The roof of the airport was visible above a clump of trees when we were stopped at the security gate. As Hie argued with the uniformed guard, I picked up my bags and handed him a page from my notebook on which I'd written in block letters my postal addresses in Japan and the US, my phone numbers, my email address, and my signature. He grabbed the page and glanced at me briefly, his eyes bulging and streaked red. He was still bickering with the guard when I pressed my hand to his shoulder. "Thank you," I said in English, and walked the rest of the way.


Portrait by    Takahashi Nobumasa   .

Portrait by Takahashi Nobumasa.

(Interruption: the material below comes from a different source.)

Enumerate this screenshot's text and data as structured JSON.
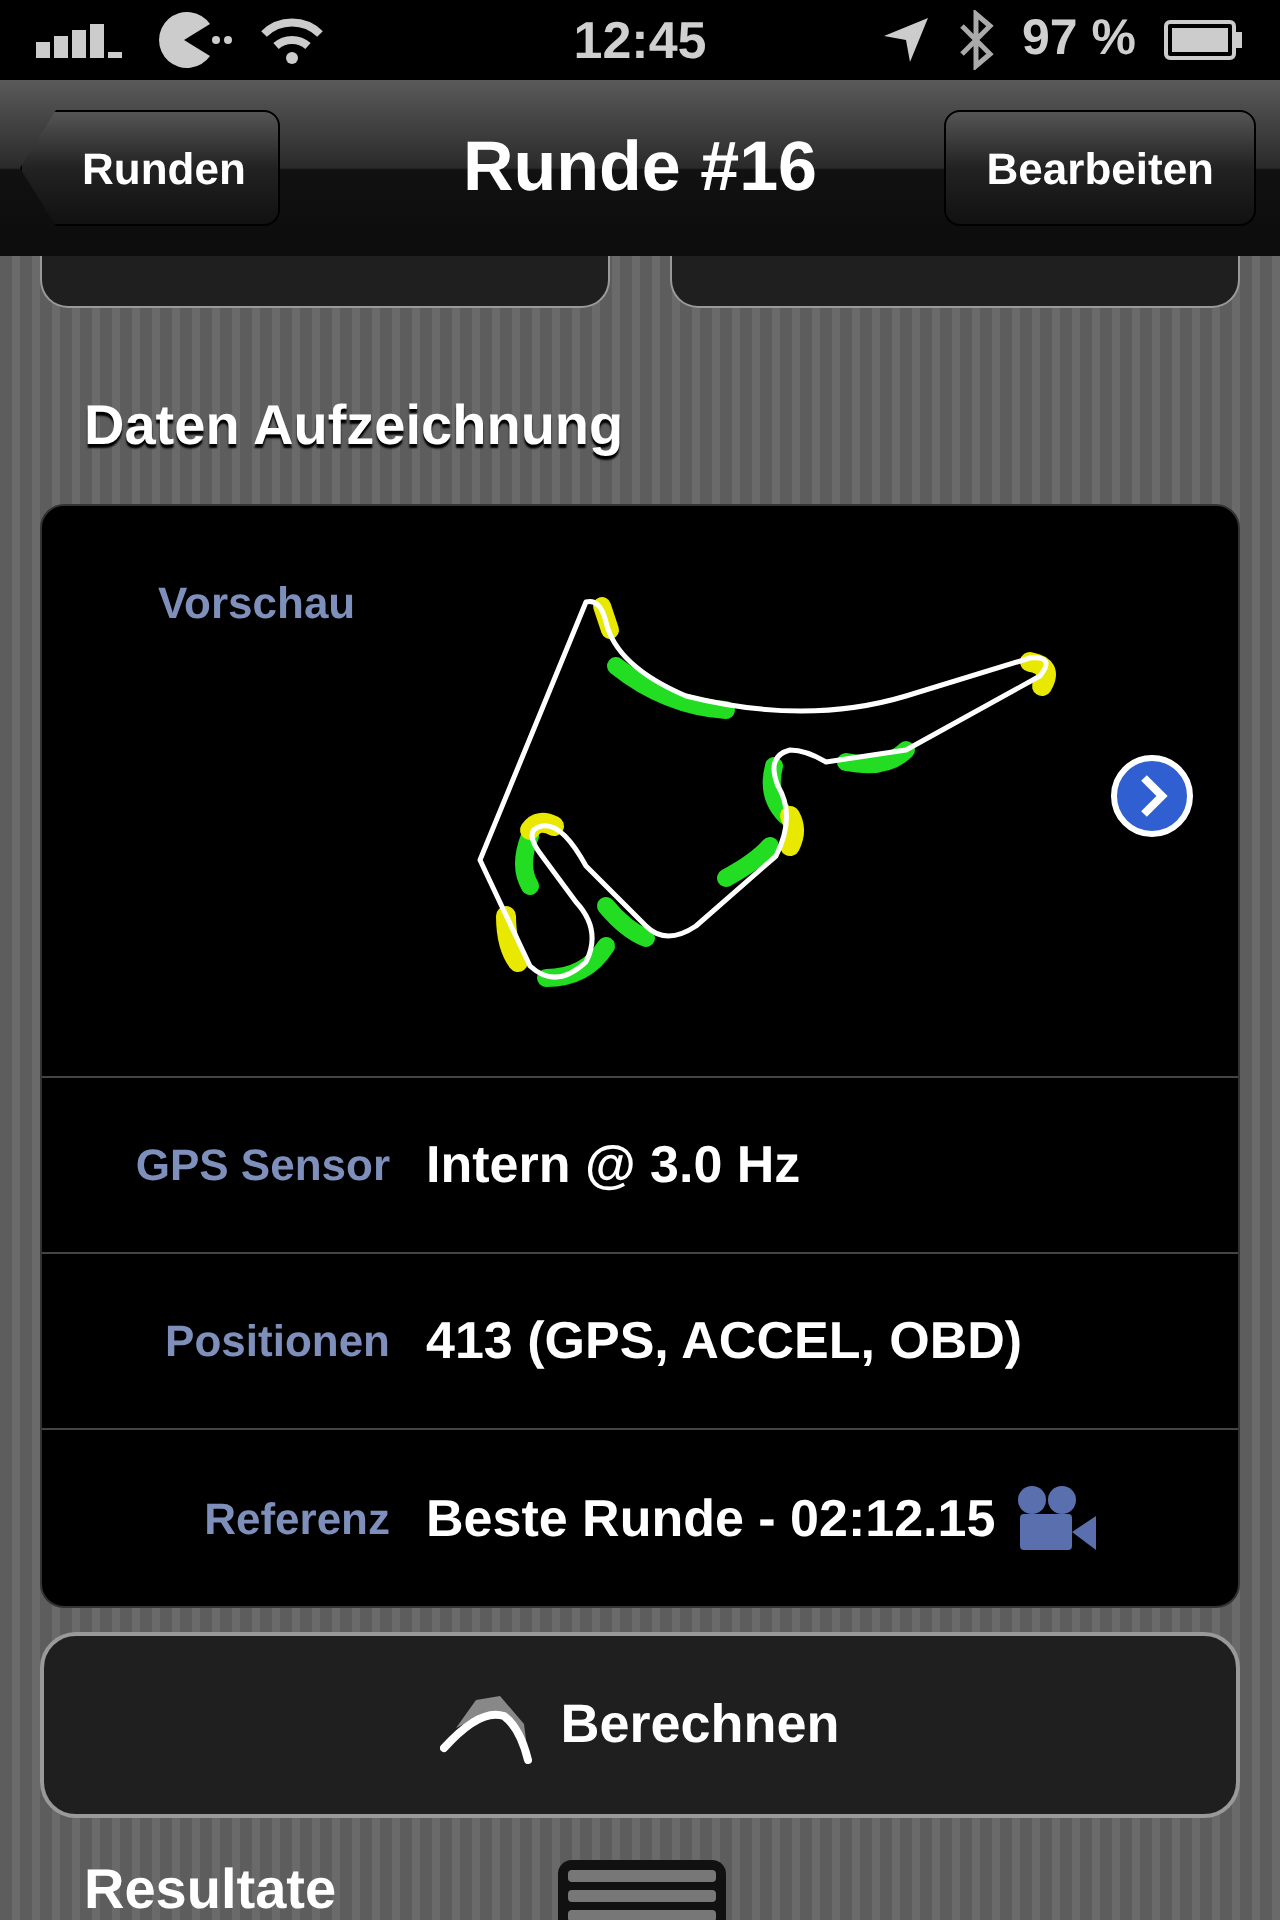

Roland Kelts is the author of Japanamerica: How Japanese Pop Culture has Invaded the US, and he writes for publications in the US, Europe and Japan, such as The New Yorker, The New York Times, Harper's Magazine, The Christian Science Monitor, The Guardian, The New Statesman, Time magazine, The Yomiuri, The Japan Times and others. He is also a frequent media commentator on Japan and Asia for CNN, NPR, NHK and the BBC. Recently, Kelts gave speeches at The World Economic Forum in China and TED Talks in Japan, and he was a 2017 Nieman Fellow in journalism at Harvard University. This summer he will be a guest lecturer at Waseda University, his grandfather’s alma mater. He lives in Tokyo and New York.

Header photo by Lee Aik Soon.